• Exercise instructions:
Every entry is to be printed again precisely as given.
___ Extracted material
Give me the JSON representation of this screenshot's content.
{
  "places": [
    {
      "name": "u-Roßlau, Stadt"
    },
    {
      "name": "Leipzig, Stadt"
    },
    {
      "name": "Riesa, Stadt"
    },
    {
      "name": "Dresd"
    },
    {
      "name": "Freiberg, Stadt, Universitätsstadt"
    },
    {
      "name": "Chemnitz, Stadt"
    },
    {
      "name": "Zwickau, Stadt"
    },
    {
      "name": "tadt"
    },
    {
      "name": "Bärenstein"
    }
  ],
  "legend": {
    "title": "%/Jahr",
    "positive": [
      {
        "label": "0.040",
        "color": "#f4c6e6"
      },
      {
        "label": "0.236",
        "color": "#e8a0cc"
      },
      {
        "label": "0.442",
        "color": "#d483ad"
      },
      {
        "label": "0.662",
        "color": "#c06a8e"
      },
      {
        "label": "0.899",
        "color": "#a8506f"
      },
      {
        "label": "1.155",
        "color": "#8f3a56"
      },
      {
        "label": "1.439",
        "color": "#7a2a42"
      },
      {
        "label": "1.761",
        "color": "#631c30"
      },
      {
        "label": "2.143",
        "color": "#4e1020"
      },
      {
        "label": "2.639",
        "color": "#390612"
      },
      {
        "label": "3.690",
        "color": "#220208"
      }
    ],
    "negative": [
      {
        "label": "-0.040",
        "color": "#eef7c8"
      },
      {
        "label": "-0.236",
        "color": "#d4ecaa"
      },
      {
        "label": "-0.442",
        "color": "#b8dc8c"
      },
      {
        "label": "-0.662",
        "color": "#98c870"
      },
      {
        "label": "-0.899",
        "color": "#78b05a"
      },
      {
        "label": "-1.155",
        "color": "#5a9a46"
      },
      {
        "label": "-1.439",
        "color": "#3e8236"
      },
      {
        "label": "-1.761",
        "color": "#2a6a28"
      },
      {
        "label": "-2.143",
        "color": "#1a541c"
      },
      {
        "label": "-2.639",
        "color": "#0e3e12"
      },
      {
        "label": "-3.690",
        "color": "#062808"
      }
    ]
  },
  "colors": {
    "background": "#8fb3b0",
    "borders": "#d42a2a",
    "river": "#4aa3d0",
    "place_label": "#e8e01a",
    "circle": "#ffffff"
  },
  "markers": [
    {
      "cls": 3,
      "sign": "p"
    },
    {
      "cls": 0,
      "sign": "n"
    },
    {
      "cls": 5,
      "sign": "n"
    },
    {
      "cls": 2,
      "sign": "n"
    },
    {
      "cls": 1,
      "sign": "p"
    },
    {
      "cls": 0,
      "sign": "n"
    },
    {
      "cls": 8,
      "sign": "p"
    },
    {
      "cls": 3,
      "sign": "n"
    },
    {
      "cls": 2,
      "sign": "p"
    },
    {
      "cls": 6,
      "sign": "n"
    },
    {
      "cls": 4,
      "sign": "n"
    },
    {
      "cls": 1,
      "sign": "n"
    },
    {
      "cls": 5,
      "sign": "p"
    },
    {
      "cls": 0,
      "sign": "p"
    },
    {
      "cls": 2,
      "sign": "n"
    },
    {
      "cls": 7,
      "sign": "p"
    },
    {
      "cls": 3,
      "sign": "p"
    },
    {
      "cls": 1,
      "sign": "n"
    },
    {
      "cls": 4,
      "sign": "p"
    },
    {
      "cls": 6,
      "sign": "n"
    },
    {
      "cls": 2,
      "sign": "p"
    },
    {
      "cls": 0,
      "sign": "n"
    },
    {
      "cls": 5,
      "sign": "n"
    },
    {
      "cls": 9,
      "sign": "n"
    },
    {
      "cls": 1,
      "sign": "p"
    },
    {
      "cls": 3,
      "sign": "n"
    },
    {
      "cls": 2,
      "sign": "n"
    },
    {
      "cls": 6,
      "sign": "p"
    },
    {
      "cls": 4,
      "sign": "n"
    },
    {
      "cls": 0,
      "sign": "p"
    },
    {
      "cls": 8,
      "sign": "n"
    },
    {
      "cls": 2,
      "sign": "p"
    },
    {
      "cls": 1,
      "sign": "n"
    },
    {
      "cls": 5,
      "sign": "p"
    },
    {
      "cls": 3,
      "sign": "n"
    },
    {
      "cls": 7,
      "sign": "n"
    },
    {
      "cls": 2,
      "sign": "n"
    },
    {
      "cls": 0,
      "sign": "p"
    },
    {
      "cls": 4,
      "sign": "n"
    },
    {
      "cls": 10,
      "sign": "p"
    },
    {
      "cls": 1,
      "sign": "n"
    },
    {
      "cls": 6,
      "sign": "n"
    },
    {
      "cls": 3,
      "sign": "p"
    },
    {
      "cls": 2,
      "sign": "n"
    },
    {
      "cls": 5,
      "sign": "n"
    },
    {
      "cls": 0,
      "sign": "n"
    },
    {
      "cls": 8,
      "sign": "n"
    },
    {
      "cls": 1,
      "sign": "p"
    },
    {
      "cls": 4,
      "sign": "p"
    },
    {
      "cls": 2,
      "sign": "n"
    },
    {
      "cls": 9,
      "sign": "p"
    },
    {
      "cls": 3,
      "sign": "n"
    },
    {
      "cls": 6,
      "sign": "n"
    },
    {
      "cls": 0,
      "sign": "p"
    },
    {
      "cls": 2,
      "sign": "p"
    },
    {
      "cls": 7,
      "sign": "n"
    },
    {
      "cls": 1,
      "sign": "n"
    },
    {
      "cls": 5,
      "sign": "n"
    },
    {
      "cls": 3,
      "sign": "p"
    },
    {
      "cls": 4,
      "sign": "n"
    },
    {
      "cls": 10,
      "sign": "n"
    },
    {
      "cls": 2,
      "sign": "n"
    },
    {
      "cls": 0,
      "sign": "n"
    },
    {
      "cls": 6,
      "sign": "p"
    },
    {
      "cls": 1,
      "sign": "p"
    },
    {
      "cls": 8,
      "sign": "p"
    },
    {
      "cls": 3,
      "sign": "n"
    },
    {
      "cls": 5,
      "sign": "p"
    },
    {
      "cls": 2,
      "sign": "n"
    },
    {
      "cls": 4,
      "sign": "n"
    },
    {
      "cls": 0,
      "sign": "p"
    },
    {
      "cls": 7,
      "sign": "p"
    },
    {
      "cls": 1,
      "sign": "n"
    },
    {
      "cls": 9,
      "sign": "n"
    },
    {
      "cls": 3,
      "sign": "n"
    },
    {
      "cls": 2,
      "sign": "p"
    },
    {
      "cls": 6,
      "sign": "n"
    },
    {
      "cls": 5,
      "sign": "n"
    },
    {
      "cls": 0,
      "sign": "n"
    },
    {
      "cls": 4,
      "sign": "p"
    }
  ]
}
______
• Response area:
Give me the JSON representation of this screenshot's content.
{
  "places": [
    {
      "name": "u-Roßlau, Stadt"
    },
    {
      "name": "Leipzig, Stadt"
    },
    {
      "name": "Riesa, Stadt"
    },
    {
      "name": "Dresd"
    },
    {
      "name": "Freiberg, Stadt, Universitätsstadt"
    },
    {
      "name": "Chemnitz, Stadt"
    },
    {
      "name": "Zwickau, Stadt"
    },
    {
      "name": "tadt"
    },
    {
      "name": "Bärenstein"
    }
  ],
  "legend": {
    "title": "%/Jahr",
    "positive": [
      {
        "label": "0.040",
        "color": "#f4c6e6"
      },
      {
        "label": "0.236",
        "color": "#e8a0cc"
      },
      {
        "label": "0.442",
        "color": "#d483ad"
      },
      {
        "label": "0.662",
        "color": "#c06a8e"
      },
      {
        "label": "0.899",
        "color": "#a8506f"
      },
      {
        "label": "1.155",
        "color": "#8f3a56"
      },
      {
        "label": "1.439",
        "color": "#7a2a42"
      },
      {
        "label": "1.761",
        "color": "#631c30"
      },
      {
        "label": "2.143",
        "color": "#4e1020"
      },
      {
        "label": "2.639",
        "color": "#390612"
      },
      {
        "label": "3.690",
        "color": "#220208"
      }
    ],
    "negative": [
      {
        "label": "-0.040",
        "color": "#eef7c8"
      },
      {
        "label": "-0.236",
        "color": "#d4ecaa"
      },
      {
        "label": "-0.442",
        "color": "#b8dc8c"
      },
      {
        "label": "-0.662",
        "color": "#98c870"
      },
      {
        "label": "-0.899",
        "color": "#78b05a"
      },
      {
        "label": "-1.155",
        "color": "#5a9a46"
      },
      {
        "label": "-1.439",
        "color": "#3e8236"
      },
      {
        "label": "-1.761",
        "color": "#2a6a28"
      },
      {
        "label": "-2.143",
        "color": "#1a541c"
      },
      {
        "label": "-2.639",
        "color": "#0e3e12"
      },
      {
        "label": "-3.690",
        "color": "#062808"
      }
    ]
  },
  "colors": {
    "background": "#8fb3b0",
    "borders": "#d42a2a",
    "river": "#4aa3d0",
    "place_label": "#e8e01a",
    "circle": "#ffffff"
  },
  "markers": [
    {
      "cls": 3,
      "sign": "p"
    },
    {
      "cls": 0,
      "sign": "n"
    },
    {
      "cls": 5,
      "sign": "n"
    },
    {
      "cls": 2,
      "sign": "n"
    },
    {
      "cls": 1,
      "sign": "p"
    },
    {
      "cls": 0,
      "sign": "n"
    },
    {
      "cls": 8,
      "sign": "p"
    },
    {
      "cls": 3,
      "sign": "n"
    },
    {
      "cls": 2,
      "sign": "p"
    },
    {
      "cls": 6,
      "sign": "n"
    },
    {
      "cls": 4,
      "sign": "n"
    },
    {
      "cls": 1,
      "sign": "n"
    },
    {
      "cls": 5,
      "sign": "p"
    },
    {
      "cls": 0,
      "sign": "p"
    },
    {
      "cls": 2,
      "sign": "n"
    },
    {
      "cls": 7,
      "sign": "p"
    },
    {
      "cls": 3,
      "sign": "p"
    },
    {
      "cls": 1,
      "sign": "n"
    },
    {
      "cls": 4,
      "sign": "p"
    },
    {
      "cls": 6,
      "sign": "n"
    },
    {
      "cls": 2,
      "sign": "p"
    },
    {
      "cls": 0,
      "sign": "n"
    },
    {
      "cls": 5,
      "sign": "n"
    },
    {
      "cls": 9,
      "sign": "n"
    },
    {
      "cls": 1,
      "sign": "p"
    },
    {
      "cls": 3,
      "sign": "n"
    },
    {
      "cls": 2,
      "sign": "n"
    },
    {
      "cls": 6,
      "sign": "p"
    },
    {
      "cls": 4,
      "sign": "n"
    },
    {
      "cls": 0,
      "sign": "p"
    },
    {
      "cls": 8,
      "sign": "n"
    },
    {
      "cls": 2,
      "sign": "p"
    },
    {
      "cls": 1,
      "sign": "n"
    },
    {
      "cls": 5,
      "sign": "p"
    },
    {
      "cls": 3,
      "sign": "n"
    },
    {
      "cls": 7,
      "sign": "n"
    },
    {
      "cls": 2,
      "sign": "n"
    },
    {
      "cls": 0,
      "sign": "p"
    },
    {
      "cls": 4,
      "sign": "n"
    },
    {
      "cls": 10,
      "sign": "p"
    },
    {
      "cls": 1,
      "sign": "n"
    },
    {
      "cls": 6,
      "sign": "n"
    },
    {
      "cls": 3,
      "sign": "p"
    },
    {
      "cls": 2,
      "sign": "n"
    },
    {
      "cls": 5,
      "sign": "n"
    },
    {
      "cls": 0,
      "sign": "n"
    },
    {
      "cls": 8,
      "sign": "n"
    },
    {
      "cls": 1,
      "sign": "p"
    },
    {
      "cls": 4,
      "sign": "p"
    },
    {
      "cls": 2,
      "sign": "n"
    },
    {
      "cls": 9,
      "sign": "p"
    },
    {
      "cls": 3,
      "sign": "n"
    },
    {
      "cls": 6,
      "sign": "n"
    },
    {
      "cls": 0,
      "sign": "p"
    },
    {
      "cls": 2,
      "sign": "p"
    },
    {
      "cls": 7,
      "sign": "n"
    },
    {
      "cls": 1,
      "sign": "n"
    },
    {
      "cls": 5,
      "sign": "n"
    },
    {
      "cls": 3,
      "sign": "p"
    },
    {
      "cls": 4,
      "sign": "n"
    },
    {
      "cls": 10,
      "sign": "n"
    },
    {
      "cls": 2,
      "sign": "n"
    },
    {
      "cls": 0,
      "sign": "n"
    },
    {
      "cls": 6,
      "sign": "p"
    },
    {
      "cls": 1,
      "sign": "p"
    },
    {
      "cls": 8,
      "sign": "p"
    },
    {
      "cls": 3,
      "sign": "n"
    },
    {
      "cls": 5,
      "sign": "p"
    },
    {
      "cls": 2,
      "sign": "n"
    },
    {
      "cls": 4,
      "sign": "n"
    },
    {
      "cls": 0,
      "sign": "p"
    },
    {
      "cls": 7,
      "sign": "p"
    },
    {
      "cls": 1,
      "sign": "n"
    },
    {
      "cls": 9,
      "sign": "n"
    },
    {
      "cls": 3,
      "sign": "n"
    },
    {
      "cls": 2,
      "sign": "p"
    },
    {
      "cls": 6,
      "sign": "n"
    },
    {
      "cls": 5,
      "sign": "n"
    },
    {
      "cls": 0,
      "sign": "n"
    },
    {
      "cls": 4,
      "sign": "p"
    }
  ]
}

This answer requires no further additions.